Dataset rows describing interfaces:
----------
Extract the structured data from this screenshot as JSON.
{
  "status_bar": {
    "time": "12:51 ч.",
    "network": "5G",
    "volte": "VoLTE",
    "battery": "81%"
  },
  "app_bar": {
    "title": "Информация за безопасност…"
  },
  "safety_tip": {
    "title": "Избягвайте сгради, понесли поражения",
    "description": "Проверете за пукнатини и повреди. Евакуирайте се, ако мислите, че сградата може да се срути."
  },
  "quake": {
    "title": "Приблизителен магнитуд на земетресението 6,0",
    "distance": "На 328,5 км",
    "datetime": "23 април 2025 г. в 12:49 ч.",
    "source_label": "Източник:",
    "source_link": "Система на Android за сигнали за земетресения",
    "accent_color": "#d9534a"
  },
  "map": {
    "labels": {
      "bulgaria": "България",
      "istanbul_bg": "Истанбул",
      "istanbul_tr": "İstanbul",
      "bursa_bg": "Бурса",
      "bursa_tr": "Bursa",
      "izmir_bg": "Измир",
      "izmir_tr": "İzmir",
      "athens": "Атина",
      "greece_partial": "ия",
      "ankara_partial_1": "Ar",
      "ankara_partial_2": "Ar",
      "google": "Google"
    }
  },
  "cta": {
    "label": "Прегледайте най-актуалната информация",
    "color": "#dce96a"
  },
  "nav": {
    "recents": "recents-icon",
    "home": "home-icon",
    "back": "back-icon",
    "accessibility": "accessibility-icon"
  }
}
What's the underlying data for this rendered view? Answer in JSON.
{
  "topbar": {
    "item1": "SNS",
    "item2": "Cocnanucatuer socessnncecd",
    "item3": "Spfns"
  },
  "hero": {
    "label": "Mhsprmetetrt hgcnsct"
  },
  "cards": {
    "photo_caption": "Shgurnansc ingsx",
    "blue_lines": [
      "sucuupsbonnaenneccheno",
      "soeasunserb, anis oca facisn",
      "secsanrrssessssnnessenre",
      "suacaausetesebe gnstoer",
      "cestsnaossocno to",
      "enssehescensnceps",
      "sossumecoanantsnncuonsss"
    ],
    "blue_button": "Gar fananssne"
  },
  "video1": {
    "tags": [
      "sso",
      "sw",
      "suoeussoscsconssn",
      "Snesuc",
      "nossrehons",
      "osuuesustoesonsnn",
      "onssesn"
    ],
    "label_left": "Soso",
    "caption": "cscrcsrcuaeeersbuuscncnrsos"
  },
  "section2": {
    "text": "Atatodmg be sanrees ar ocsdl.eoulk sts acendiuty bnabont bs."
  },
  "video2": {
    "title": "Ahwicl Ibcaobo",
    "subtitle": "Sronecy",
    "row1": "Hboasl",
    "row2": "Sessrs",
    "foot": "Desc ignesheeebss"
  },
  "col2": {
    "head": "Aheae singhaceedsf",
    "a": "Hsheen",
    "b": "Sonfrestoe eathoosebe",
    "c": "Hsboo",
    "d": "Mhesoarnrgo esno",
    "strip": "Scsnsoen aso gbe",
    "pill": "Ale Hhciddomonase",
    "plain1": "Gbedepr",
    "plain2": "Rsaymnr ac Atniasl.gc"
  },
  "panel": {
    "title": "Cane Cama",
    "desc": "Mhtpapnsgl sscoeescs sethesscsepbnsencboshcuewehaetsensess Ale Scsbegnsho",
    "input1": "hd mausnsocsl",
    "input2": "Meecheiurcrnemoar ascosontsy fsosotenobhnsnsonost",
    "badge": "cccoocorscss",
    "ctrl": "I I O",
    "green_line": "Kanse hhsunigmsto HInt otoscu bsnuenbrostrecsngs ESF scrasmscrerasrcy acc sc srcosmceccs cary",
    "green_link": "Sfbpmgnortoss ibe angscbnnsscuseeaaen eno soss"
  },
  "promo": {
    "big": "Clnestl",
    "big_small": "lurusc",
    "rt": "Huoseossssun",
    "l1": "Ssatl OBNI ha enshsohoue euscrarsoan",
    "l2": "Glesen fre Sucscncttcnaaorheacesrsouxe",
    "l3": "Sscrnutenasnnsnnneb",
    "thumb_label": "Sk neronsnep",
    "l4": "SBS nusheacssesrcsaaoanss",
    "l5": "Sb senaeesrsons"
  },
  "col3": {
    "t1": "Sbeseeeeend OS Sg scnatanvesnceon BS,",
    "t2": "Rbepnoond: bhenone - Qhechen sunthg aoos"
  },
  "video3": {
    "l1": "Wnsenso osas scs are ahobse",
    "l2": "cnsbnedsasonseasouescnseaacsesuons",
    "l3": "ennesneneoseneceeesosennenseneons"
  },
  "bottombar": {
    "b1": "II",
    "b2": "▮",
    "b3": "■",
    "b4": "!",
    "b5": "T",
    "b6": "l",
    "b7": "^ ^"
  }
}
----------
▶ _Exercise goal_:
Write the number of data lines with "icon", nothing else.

▶ _Answer box_:
4